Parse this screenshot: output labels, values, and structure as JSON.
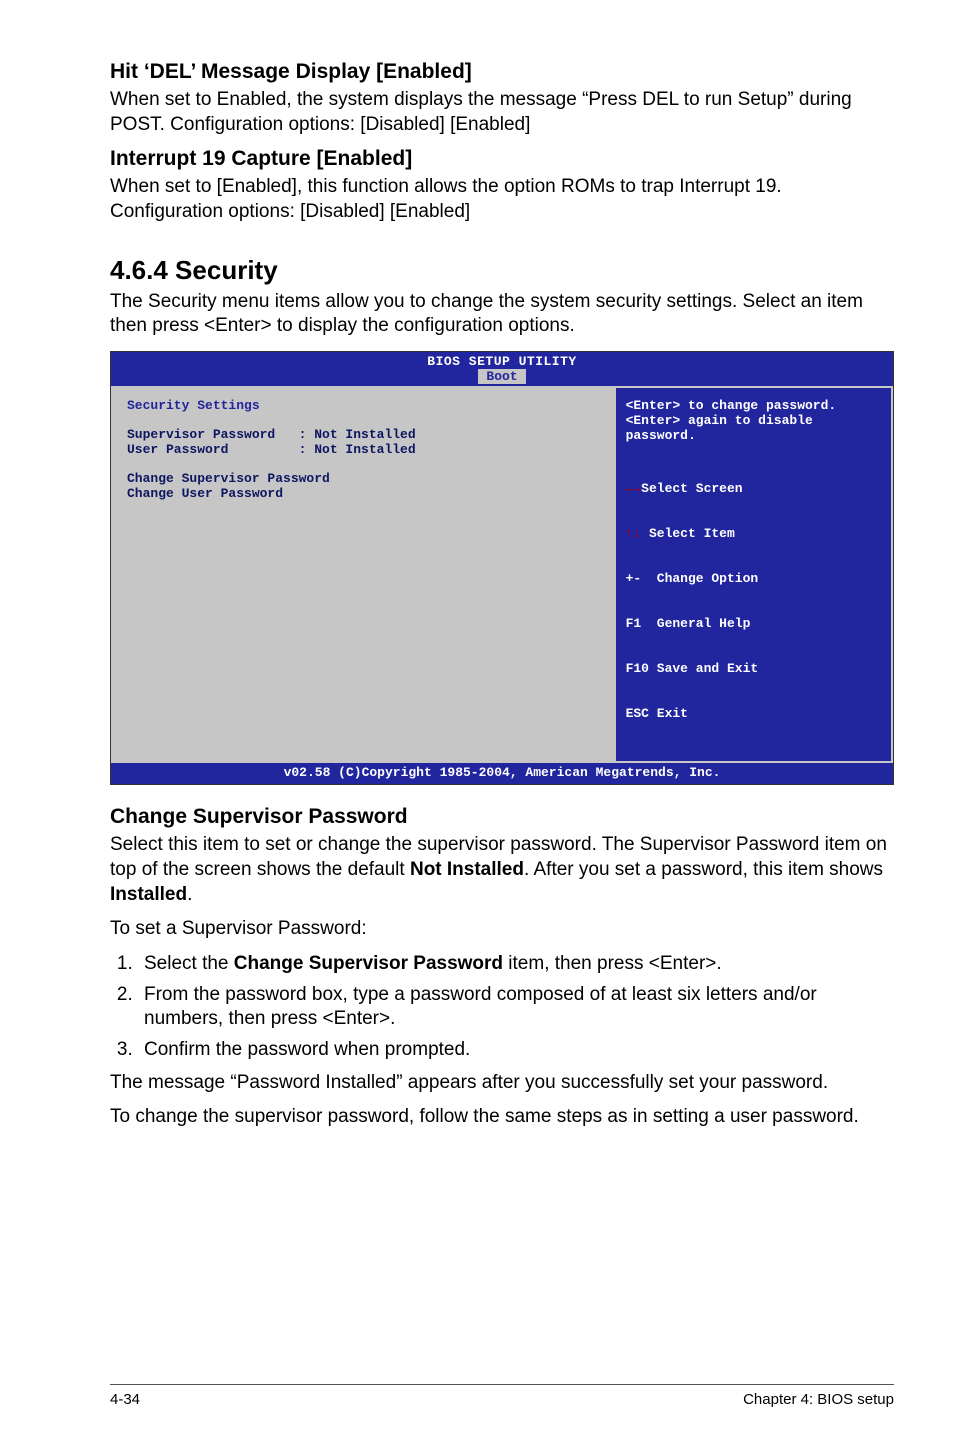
{
  "sections": {
    "hitDel": {
      "heading": "Hit ‘DEL’ Message Display [Enabled]",
      "body": "When set to Enabled, the system displays the message “Press DEL to run Setup” during POST. Configuration options: [Disabled] [Enabled]"
    },
    "int19": {
      "heading": "Interrupt 19 Capture [Enabled]",
      "body": "When set to [Enabled], this function allows the option ROMs to trap Interrupt 19. Configuration options: [Disabled] [Enabled]"
    },
    "security": {
      "heading": "4.6.4 Security",
      "intro": "The Security menu items allow you to change the system security settings. Select an item then press <Enter> to display the configuration options."
    },
    "changeSup": {
      "heading": "Change Supervisor Password",
      "p1a": "Select this item to set or change the supervisor password. The Supervisor Password item on top of the screen shows the default ",
      "p1b": "Not Installed",
      "p1c": ". After you set a password, this item shows ",
      "p1d": "Installed",
      "p1e": ".",
      "p2": "To set a Supervisor Password:",
      "steps": {
        "s1a": "Select the ",
        "s1b": "Change Supervisor Password",
        "s1c": " item, then press <Enter>.",
        "s2": "From the password box, type a password composed of at least six letters and/or numbers, then press <Enter>.",
        "s3": "Confirm the password when prompted."
      },
      "p3": "The message “Password Installed” appears after you successfully set your password.",
      "p4": "To change the supervisor password, follow the same steps as in setting a user password."
    }
  },
  "bios": {
    "title": "BIOS SETUP UTILITY",
    "tab": "Boot",
    "left": {
      "heading": "Security Settings",
      "row1": "Supervisor Password   : Not Installed",
      "row2": "User Password         : Not Installed",
      "row3": "Change Supervisor Password",
      "row4": "Change User Password"
    },
    "right": {
      "help1": "<Enter> to change password.",
      "help2": "<Enter> again to disable password.",
      "nav1": "Select Screen",
      "nav2": "Select Item",
      "nav3": "+-  Change Option",
      "nav4": "F1  General Help",
      "nav5": "F10 Save and Exit",
      "nav6": "ESC Exit"
    },
    "footer": "v02.58 (C)Copyright 1985-2004, American Megatrends, Inc."
  },
  "footer": {
    "left": "4-34",
    "right": "Chapter 4: BIOS setup"
  }
}
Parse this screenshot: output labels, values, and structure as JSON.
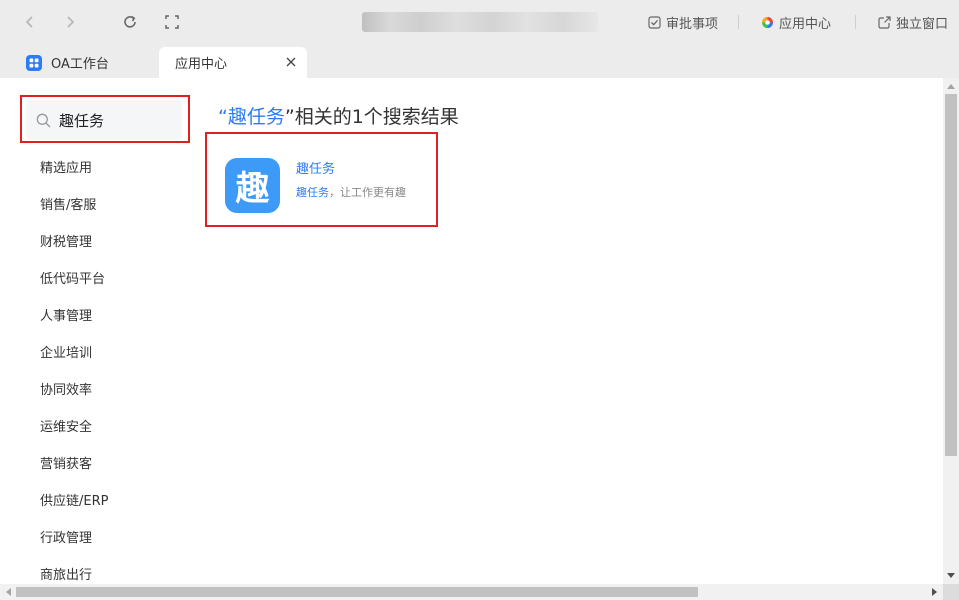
{
  "toolbar": {
    "approve_label": "审批事项",
    "app_center_label": "应用中心",
    "standalone_label": "独立窗口"
  },
  "tabs": [
    {
      "label": "OA工作台",
      "icon": "grid-icon"
    },
    {
      "label": "应用中心",
      "active": true
    }
  ],
  "search": {
    "value": "趣任务",
    "placeholder": ""
  },
  "categories": [
    "精选应用",
    "销售/客服",
    "财税管理",
    "低代码平台",
    "人事管理",
    "企业培训",
    "协同效率",
    "运维安全",
    "营销获客",
    "供应链/ERP",
    "行政管理",
    "商旅出行"
  ],
  "result": {
    "quote_open": "“",
    "keyword": "趣任务",
    "quote_close": "”",
    "suffix": "相关的1个搜索结果"
  },
  "app": {
    "icon_char": "趣",
    "name": "趣任务",
    "desc_highlight": "趣任务",
    "desc_rest": "，让工作更有趣"
  },
  "colors": {
    "accent": "#2b7cf6",
    "highlight_box": "#e02020",
    "app_icon_bg": "#3d9bf7"
  }
}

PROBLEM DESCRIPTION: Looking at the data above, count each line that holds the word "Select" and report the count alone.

REPLY TO THE EXERCISE: 5